|Cooperative Classification||G06F11/142, G06F3/0647, Y10S707/99953, G06F3/0614, G06F3/0689, G06F3/0605|
|European Classification||G06F3/06A2A2, G06F3/06A6L4R, G06F3/06A4H2|
|Oct 21, 2005||AS||Assignment|
Owner name: SOFTEK STORAGE SOLUTIONS CORPORATION, CALIFORNIA
Free format text: ASSIGNMENT OF ASSIGNORS INTEREST;ASSIGNORS:STAFFORD, ANTHONY ARTHUR;ABRAMOVITZ, NORMAN ALLEN;EGAN, THOMAS;AND OTHERS;REEL/FRAME:017110/0123;SIGNING DATES FROM 20050827 TO 20050921

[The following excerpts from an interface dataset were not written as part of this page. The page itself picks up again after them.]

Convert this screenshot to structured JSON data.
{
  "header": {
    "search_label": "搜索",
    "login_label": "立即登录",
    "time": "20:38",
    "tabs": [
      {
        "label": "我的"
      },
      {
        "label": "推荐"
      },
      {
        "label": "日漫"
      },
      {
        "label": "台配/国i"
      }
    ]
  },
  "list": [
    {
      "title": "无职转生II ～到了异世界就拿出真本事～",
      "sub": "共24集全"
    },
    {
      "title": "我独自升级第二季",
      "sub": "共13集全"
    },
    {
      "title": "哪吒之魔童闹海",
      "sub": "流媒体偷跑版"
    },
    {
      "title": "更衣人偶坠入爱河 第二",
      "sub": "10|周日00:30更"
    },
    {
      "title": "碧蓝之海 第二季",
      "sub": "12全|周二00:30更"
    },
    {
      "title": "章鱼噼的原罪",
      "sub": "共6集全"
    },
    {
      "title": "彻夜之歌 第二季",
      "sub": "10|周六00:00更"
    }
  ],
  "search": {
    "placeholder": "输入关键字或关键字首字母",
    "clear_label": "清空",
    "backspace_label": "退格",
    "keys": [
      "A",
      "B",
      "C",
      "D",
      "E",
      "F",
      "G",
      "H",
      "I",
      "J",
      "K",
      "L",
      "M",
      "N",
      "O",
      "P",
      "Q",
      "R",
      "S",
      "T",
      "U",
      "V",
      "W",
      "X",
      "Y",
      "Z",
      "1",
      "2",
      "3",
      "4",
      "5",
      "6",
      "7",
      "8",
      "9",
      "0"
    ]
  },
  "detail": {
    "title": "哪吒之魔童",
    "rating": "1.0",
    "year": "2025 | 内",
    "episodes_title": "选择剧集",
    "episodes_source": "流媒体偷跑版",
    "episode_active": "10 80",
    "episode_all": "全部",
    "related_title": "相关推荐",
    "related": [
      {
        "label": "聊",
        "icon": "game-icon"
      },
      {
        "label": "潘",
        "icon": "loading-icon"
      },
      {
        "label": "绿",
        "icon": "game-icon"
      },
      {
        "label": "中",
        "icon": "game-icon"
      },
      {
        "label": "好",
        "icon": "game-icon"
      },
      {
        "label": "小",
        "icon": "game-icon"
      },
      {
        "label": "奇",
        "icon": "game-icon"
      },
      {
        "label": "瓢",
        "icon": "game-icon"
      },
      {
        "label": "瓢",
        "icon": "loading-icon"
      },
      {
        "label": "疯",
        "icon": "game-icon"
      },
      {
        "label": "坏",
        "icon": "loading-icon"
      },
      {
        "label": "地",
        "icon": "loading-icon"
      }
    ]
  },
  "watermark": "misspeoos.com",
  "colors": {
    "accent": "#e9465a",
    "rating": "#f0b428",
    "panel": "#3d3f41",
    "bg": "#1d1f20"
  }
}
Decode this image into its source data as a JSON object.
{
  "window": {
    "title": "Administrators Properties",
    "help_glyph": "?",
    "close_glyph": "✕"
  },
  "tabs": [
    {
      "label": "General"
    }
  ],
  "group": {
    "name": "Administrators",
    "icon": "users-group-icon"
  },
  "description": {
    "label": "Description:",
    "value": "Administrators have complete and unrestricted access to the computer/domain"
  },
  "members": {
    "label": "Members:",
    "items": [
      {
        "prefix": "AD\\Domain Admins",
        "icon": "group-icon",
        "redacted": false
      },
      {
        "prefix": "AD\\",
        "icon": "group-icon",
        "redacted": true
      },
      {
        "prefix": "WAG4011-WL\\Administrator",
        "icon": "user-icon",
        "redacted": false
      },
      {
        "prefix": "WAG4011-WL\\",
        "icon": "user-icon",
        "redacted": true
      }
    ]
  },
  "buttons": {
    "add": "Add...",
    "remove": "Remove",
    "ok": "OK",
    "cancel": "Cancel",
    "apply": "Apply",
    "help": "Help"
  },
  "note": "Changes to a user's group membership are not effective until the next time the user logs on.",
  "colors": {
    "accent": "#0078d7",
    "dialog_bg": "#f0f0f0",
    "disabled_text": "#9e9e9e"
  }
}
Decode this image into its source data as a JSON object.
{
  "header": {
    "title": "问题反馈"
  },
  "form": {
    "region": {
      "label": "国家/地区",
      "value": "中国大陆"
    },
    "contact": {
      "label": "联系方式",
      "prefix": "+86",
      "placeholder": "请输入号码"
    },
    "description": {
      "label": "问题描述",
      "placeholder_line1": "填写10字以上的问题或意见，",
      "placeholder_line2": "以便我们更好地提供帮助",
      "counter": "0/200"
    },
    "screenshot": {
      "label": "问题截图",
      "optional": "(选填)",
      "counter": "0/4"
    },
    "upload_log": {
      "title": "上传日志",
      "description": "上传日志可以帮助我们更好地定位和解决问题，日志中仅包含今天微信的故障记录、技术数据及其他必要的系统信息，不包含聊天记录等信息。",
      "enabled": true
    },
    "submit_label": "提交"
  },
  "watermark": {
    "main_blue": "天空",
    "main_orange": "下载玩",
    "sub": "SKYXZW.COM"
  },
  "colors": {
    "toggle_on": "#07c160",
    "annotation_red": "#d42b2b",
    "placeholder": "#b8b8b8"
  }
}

|Jun 9, 2006||AS||Assignment|
Owner name: SOFTEK STORAGE SOLUTIONS CORPORATION, CALIFORNIA
Free format text: ASSIGNMENT OF ASSIGNORS INTEREST;ASSIGNORS:WAHL, STEVEN BUNDY;MUSOLFF, BRADLEY DAVID;REEL/FRAME:017983/0113
Effective date: 20060405
|Oct 29, 2009||AS||Assignment|
Owner name: INTERNATIONAL BUSINESS MACHINES CORPORATION, NEW Y
Free format text: ASSIGNMENT OF ASSIGNORS INTEREST;ASSIGNOR:SOFTEK STORAGE SOLUTIONS CORPORATION;REEL/FRAME:023441/0958
Effective date: 20091027
|Mar 29, 2013||FPAY||Fee payment|
Year of fee payment: 4